11: Not shopping around and using trade discounts. Ok, so next time you walk into a plumbers merchants don’t look like a tourist. Wear work clothes, act like a developer and ask for a trade discount, you’ll be surprised at how easy it can be to negotiate substantial discounts.
12: Dismissing privacy: If you place a shower or bath in front of a window, even if its frosted, when its dark outside and you climb out of the bath naked… you neighbours will get a beautiful view…
13: Ditching the bath: We all know that most people take showers nowadays, but to remove a bath from a residential property is a huge mistake when it comes to re-selling. There are also times when we all love to have a nice soak in a bath or when you have a dog/cat/kid and a shower is not the right solution.
14: Mis-measuring a bath. Baths come in all shapes and sizes, so make sure you check you get the right size before ordering one.
15: Forgetting to future-proof. A lot of bathroom appliances nowadays come with parts that need replacing. Shower door seals, toilet flush mechanisms, shower wastes, taps, they can all fail. Extra planning is a must if you want your bathroom to be serviceable as time passes. just buying blind without checking how easy it is to replace parts will significantly reduce the lifespan of your bathroom or en-suite.

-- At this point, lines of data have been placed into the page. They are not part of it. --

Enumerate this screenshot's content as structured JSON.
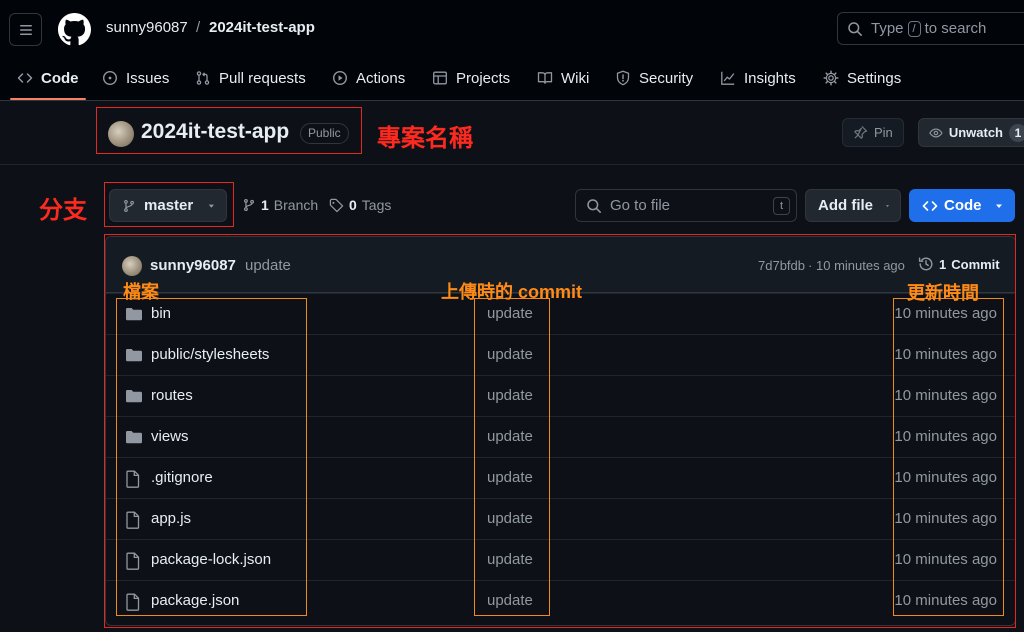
{
  "header": {
    "owner": "sunny96087",
    "separator": "/",
    "repo": "2024it-test-app",
    "search": {
      "prefix": "Type",
      "key": "/",
      "suffix": "to search"
    }
  },
  "nav": {
    "tabs": [
      {
        "label": "Code",
        "icon": "code-icon",
        "selected": true
      },
      {
        "label": "Issues",
        "icon": "issue-opened-icon"
      },
      {
        "label": "Pull requests",
        "icon": "git-pull-request-icon"
      },
      {
        "label": "Actions",
        "icon": "play-icon"
      },
      {
        "label": "Projects",
        "icon": "table-icon"
      },
      {
        "label": "Wiki",
        "icon": "book-icon"
      },
      {
        "label": "Security",
        "icon": "shield-icon"
      },
      {
        "label": "Insights",
        "icon": "graph-icon"
      },
      {
        "label": "Settings",
        "icon": "gear-icon"
      }
    ],
    "accent": "#f78166"
  },
  "repo_header": {
    "name": "2024it-test-app",
    "visibility": "Public",
    "pin_label": "Pin",
    "watch_label": "Unwatch",
    "watch_count": "1"
  },
  "toolbar": {
    "branch": "master",
    "branch_count": "1",
    "branch_label": "Branch",
    "tag_count": "0",
    "tag_label": "Tags",
    "goto_placeholder": "Go to file",
    "goto_key": "t",
    "add_file_label": "Add file",
    "code_label": "Code",
    "code_button_color": "#1f6feb"
  },
  "commit_bar": {
    "author": "sunny96087",
    "message": "update",
    "hash": "7d7bfdb",
    "dot": "·",
    "time": "10 minutes ago",
    "commit_count": "1",
    "commit_label": "Commit"
  },
  "files": [
    {
      "name": "bin",
      "type": "folder",
      "message": "update",
      "age": "10 minutes ago"
    },
    {
      "name": "public/stylesheets",
      "type": "folder",
      "message": "update",
      "age": "10 minutes ago"
    },
    {
      "name": "routes",
      "type": "folder",
      "message": "update",
      "age": "10 minutes ago"
    },
    {
      "name": "views",
      "type": "folder",
      "message": "update",
      "age": "10 minutes ago"
    },
    {
      "name": ".gitignore",
      "type": "file",
      "message": "update",
      "age": "10 minutes ago"
    },
    {
      "name": "app.js",
      "type": "file",
      "message": "update",
      "age": "10 minutes ago"
    },
    {
      "name": "package-lock.json",
      "type": "file",
      "message": "update",
      "age": "10 minutes ago"
    },
    {
      "name": "package.json",
      "type": "file",
      "message": "update",
      "age": "10 minutes ago"
    }
  ],
  "annotations": {
    "project_name": "專案名稱",
    "branch": "分支",
    "files": "檔案",
    "commit": "上傳時的 commit",
    "updated": "更新時間",
    "red": "#e5271f",
    "orange": "#f08a1c"
  }
}
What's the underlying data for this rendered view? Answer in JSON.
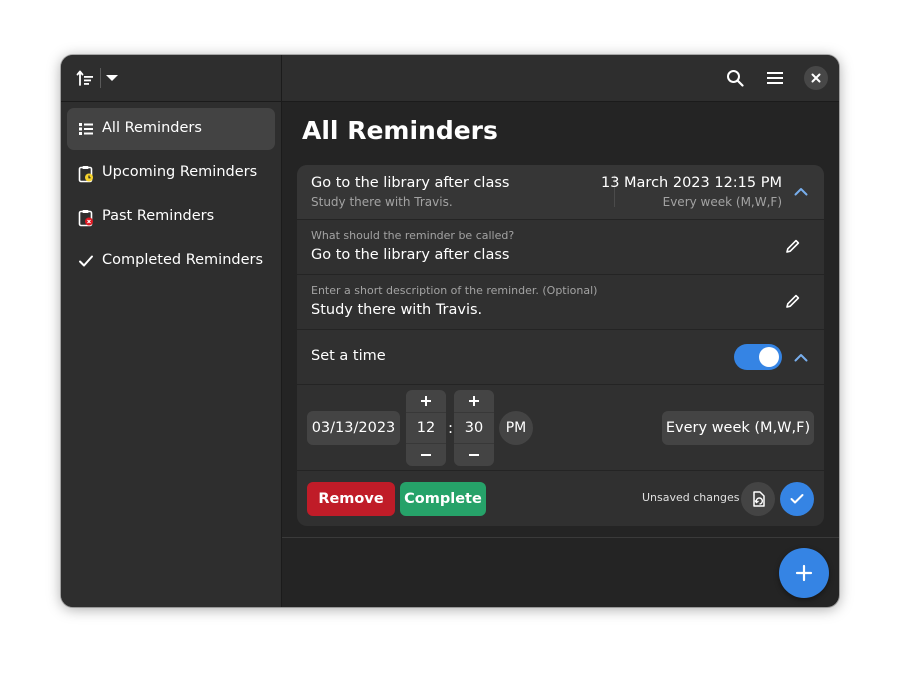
{
  "sidebar": {
    "items": [
      {
        "label": "All Reminders",
        "icon": "list-icon",
        "active": true
      },
      {
        "label": "Upcoming Reminders",
        "icon": "clipboard-clock-icon"
      },
      {
        "label": "Past Reminders",
        "icon": "clipboard-alert-icon"
      },
      {
        "label": "Completed Reminders",
        "icon": "check-icon"
      }
    ]
  },
  "main": {
    "title": "All Reminders"
  },
  "reminder": {
    "title": "Go to the library after class",
    "description": "Study there with Travis.",
    "datetime": "13 March 2023 12:15 PM",
    "repeat": "Every week (M,W,F)",
    "title_field": {
      "placeholder": "What should the reminder be called?",
      "value": "Go to the library after class"
    },
    "description_field": {
      "placeholder": "Enter a short description of the reminder. (Optional)",
      "value": "Study there with Travis."
    },
    "set_time_label": "Set a time",
    "set_time_enabled": true,
    "date": "03/13/2023",
    "hour": "12",
    "minute": "30",
    "time_separator": ":",
    "ampm": "PM",
    "repeat_button": "Every week (M,W,F)",
    "remove_label": "Remove",
    "complete_label": "Complete",
    "unsaved_label": "Unsaved changes"
  },
  "spin": {
    "plus": "+",
    "minus": "−"
  },
  "colors": {
    "accent": "#3584e4",
    "destructive": "#c01c28",
    "success": "#26a269",
    "window_bg": "#242424",
    "sidebar_bg": "#2e2e2e"
  }
}
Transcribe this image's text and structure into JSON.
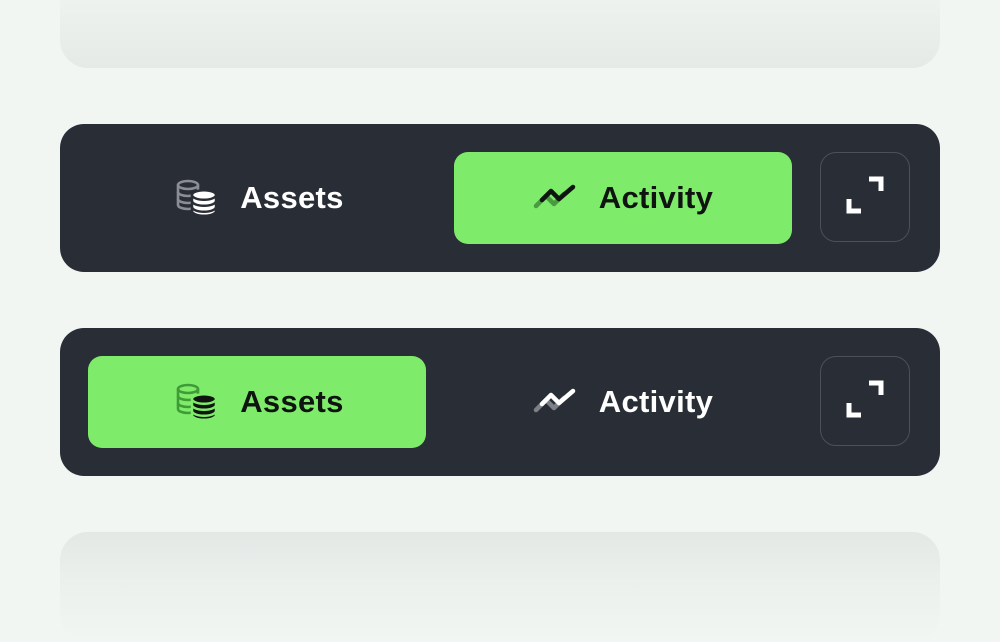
{
  "segmented_controls": [
    {
      "selected": "activity",
      "assets_label": "Assets",
      "activity_label": "Activity",
      "icons": {
        "assets": "coins-stack-icon",
        "activity": "activity-chart-icon",
        "expand": "expand-icon"
      }
    },
    {
      "selected": "assets",
      "assets_label": "Assets",
      "activity_label": "Activity",
      "icons": {
        "assets": "coins-stack-icon",
        "activity": "activity-chart-icon",
        "expand": "expand-icon"
      }
    }
  ],
  "colors": {
    "page_background": "#f1f6f2",
    "bar_background": "#292d36",
    "accent_green": "#7eec6a",
    "text_light": "#ffffff",
    "text_dark": "#0f1410"
  }
}
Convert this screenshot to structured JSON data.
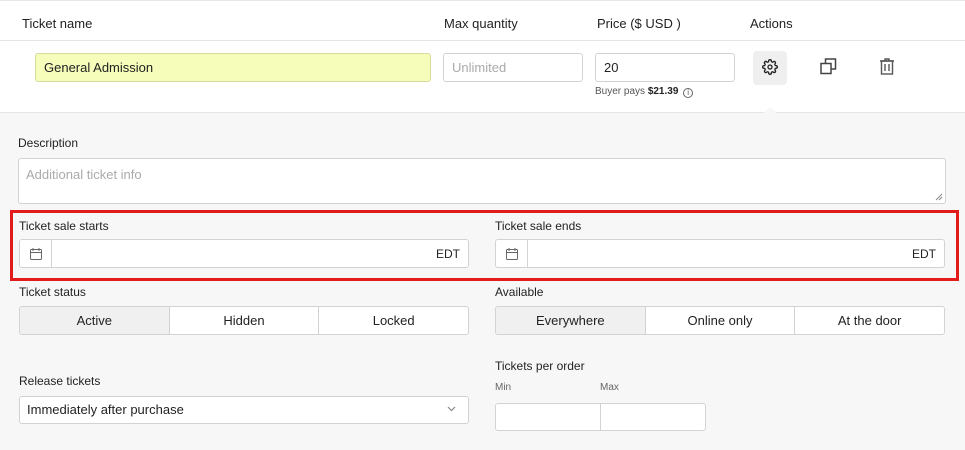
{
  "header": {
    "ticket_name": "Ticket name",
    "max_quantity": "Max quantity",
    "price": "Price ($ USD )",
    "actions": "Actions"
  },
  "ticket": {
    "name_value": "General Admission",
    "max_quantity_placeholder": "Unlimited",
    "price_value": "20",
    "buyer_pays_prefix": "Buyer pays",
    "buyer_pays_amount": "$21.39",
    "info_glyph": "i"
  },
  "icons": [
    "gear-icon",
    "duplicate-icon",
    "trash-icon",
    "calendar-icon",
    "chevron-down-icon",
    "info-icon"
  ],
  "description": {
    "label": "Description",
    "placeholder": "Additional ticket info"
  },
  "sale_starts": {
    "label": "Ticket sale starts",
    "timezone": "EDT"
  },
  "sale_ends": {
    "label": "Ticket sale ends",
    "timezone": "EDT"
  },
  "ticket_status": {
    "label": "Ticket status",
    "options": [
      "Active",
      "Hidden",
      "Locked"
    ],
    "selected": "Active"
  },
  "available": {
    "label": "Available",
    "options": [
      "Everywhere",
      "Online only",
      "At the door"
    ],
    "selected": "Everywhere"
  },
  "release": {
    "label": "Release tickets",
    "selected": "Immediately after purchase"
  },
  "tickets_per_order": {
    "label": "Tickets per order",
    "min_label": "Min",
    "max_label": "Max"
  },
  "colors": {
    "highlight_input": "#f6fcb9",
    "annotation_red": "#e21b1b"
  }
}
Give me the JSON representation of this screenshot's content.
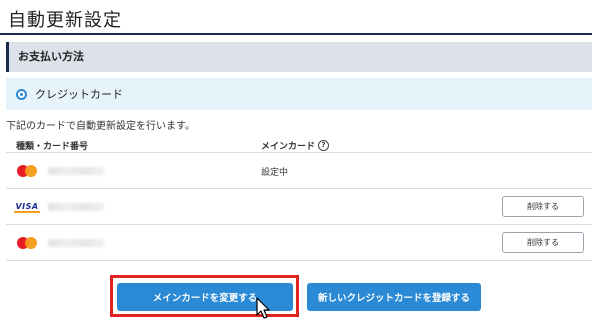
{
  "page": {
    "title": "自動更新設定"
  },
  "section": {
    "title": "お支払い方法"
  },
  "payment_method": {
    "label": "クレジットカード",
    "selected": true
  },
  "description": "下記のカードで自動更新設定を行います。",
  "table": {
    "headers": {
      "type": "種類・カード番号",
      "main_card": "メインカード"
    }
  },
  "cards": [
    {
      "brand": "mastercard-icon",
      "status": "設定中",
      "delete_label": ""
    },
    {
      "brand": "visa-icon",
      "brand_text": "VISA",
      "status": "",
      "delete_label": "削除する"
    },
    {
      "brand": "mastercard-icon",
      "status": "",
      "delete_label": "削除する"
    }
  ],
  "actions": {
    "change_main": "メインカードを変更する",
    "add_new": "新しいクレジットカードを登録する"
  },
  "colors": {
    "accent": "#2a8ad6",
    "navy": "#1b2b4a",
    "highlight": "#e0231f"
  }
}
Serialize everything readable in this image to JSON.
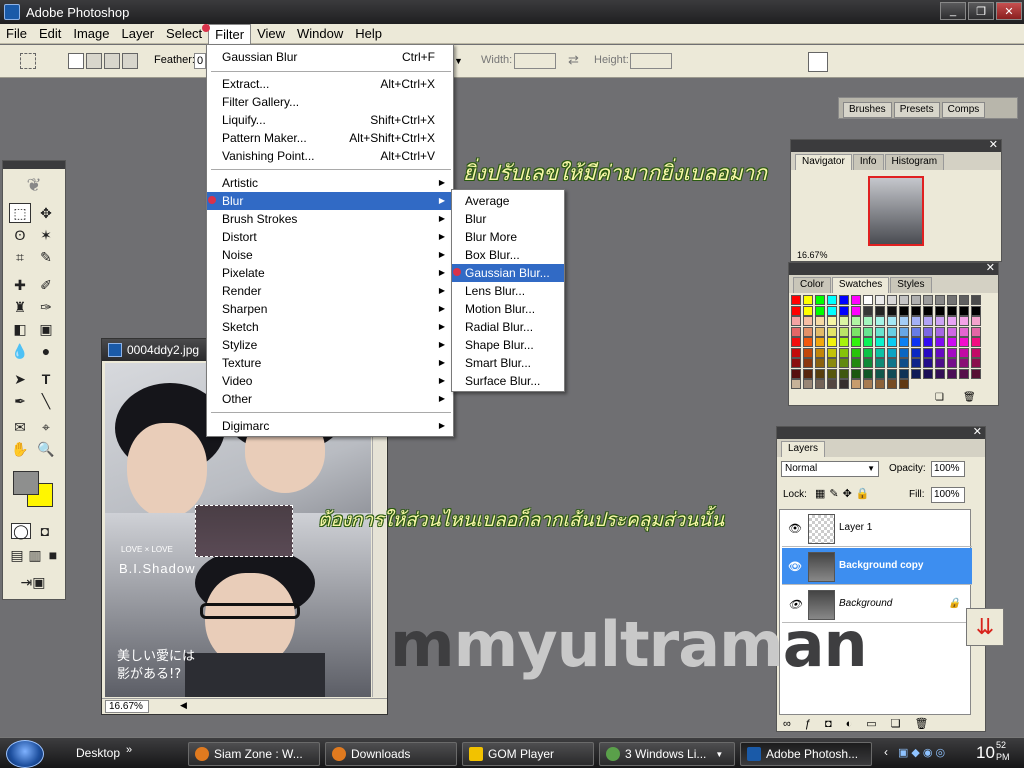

16: Poor ventilation: A bathroom generates a great deal of moisture, which forms as condensation on cold walls in winter… (You know all those tenants who complain about damp behind their beds and wardrobes? it’s usually down to poor bathroom ventilation). Invest in a good extractor, especially if you are fitting internally-suites.
17: Forgetting the finishing touches: is there somewhere to hang your towel, a place to put your shower gel, somewhere for the soap, a place for all the moisturisers and creams ladies seem to like inviting in? is there a waste bin? Don’t scrimp on these items as cheap shower accessories rust… quickly.
18: Insufficient heating: If you have a large bathroom and have only fitted a small towel rail…oh boy are you going to get some serious condensation problems.
19: Using small tiles that need tons of grout: let me just say one word to out you off making this big boo boo. LEAK!!!!! … I’ll say it one more time…. L E A K !!!
20: Using incompatible fittings: I’m sure we’d all fancy a lovely rainfall shower in a bathroom, but is your heating system or water flow up to the challenge? With so many investors wanting to put en-suiters in every room, making sure you have enough water pressure or the right bathroom appliances for the job is essential. Always work with your plumber or heating engineer when choosing bathroom stuff.
21: Choosing porous paint. When painting a bathroom you need to think about a finish that can handle a hot and steamy environment. Look for moisture resistant paint or versions designed specifically for bathrooms.
Thanks for reading.
Bonus tip from legendary product designer ‘Dieter Rams’ – (1932-2020)
Good design is long-lasting
“It avoids being fashionable and therefore never appears antiquated. Unlike fashionable design, it lasts many years – even in today’s throwaway society.”
Designing for the sake of fashion is a dangerous and generally unhelpful thing. What is fashionable today will at best be unfashionable tomorrow, and at worst, a piece of comedy in ten years.